◆ **What you have to do**
Your response must be made up of each line in the data below that contains the string "body".
[Provided material — start]
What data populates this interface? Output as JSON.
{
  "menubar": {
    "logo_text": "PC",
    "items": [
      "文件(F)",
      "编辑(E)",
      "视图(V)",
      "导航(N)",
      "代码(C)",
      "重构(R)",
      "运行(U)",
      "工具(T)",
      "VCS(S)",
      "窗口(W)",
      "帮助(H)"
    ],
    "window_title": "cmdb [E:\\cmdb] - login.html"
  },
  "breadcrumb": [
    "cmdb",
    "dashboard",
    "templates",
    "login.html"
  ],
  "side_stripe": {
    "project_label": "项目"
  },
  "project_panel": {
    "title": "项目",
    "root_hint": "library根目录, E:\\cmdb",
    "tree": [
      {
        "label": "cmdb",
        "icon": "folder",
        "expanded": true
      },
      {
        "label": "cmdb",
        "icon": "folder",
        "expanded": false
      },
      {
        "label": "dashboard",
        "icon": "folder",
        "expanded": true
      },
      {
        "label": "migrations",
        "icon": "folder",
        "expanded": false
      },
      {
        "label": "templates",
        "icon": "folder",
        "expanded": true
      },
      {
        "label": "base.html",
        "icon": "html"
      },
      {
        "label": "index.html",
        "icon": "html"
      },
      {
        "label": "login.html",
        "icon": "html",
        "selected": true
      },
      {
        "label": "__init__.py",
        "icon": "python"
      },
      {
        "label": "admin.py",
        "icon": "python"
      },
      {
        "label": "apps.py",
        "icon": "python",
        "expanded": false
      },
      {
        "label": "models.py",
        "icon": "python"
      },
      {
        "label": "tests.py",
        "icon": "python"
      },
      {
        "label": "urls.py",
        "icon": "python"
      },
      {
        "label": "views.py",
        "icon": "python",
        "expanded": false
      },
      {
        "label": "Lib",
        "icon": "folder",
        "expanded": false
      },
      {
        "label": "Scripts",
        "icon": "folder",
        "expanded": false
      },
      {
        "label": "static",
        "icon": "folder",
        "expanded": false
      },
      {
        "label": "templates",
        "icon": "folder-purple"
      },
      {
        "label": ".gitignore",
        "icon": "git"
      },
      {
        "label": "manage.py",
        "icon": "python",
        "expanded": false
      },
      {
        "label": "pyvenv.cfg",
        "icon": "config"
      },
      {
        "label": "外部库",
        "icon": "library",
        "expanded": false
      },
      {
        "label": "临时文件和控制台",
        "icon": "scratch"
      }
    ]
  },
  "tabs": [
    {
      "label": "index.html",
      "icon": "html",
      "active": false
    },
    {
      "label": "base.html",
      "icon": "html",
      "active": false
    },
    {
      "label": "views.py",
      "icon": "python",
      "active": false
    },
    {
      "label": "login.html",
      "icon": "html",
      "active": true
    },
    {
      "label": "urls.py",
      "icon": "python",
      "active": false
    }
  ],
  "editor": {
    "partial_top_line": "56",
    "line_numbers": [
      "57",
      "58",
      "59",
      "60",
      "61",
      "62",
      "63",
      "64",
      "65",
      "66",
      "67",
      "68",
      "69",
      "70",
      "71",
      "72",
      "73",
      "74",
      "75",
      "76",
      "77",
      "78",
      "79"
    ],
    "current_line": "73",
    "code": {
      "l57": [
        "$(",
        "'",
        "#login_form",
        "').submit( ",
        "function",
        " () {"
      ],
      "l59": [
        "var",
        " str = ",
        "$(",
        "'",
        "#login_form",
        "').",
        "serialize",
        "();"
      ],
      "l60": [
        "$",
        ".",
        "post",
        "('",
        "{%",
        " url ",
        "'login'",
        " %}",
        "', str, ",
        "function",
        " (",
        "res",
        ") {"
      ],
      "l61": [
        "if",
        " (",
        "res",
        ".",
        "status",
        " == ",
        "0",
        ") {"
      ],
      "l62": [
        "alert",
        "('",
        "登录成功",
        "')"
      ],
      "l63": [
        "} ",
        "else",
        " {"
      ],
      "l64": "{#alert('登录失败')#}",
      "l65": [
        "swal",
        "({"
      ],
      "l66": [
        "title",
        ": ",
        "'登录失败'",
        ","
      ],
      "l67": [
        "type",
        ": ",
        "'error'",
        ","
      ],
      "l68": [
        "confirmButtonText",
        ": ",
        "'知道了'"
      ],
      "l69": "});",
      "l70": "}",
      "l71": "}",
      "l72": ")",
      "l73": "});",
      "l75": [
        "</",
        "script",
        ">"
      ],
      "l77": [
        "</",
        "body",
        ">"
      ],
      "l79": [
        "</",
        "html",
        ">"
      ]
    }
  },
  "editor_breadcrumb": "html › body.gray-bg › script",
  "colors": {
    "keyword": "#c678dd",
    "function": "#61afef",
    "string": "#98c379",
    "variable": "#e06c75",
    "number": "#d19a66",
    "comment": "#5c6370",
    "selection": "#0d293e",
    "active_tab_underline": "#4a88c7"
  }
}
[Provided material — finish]
◆ **Solution to this task**
        "body",
  "editor_breadcrumb": "html › body.gray-bg › script",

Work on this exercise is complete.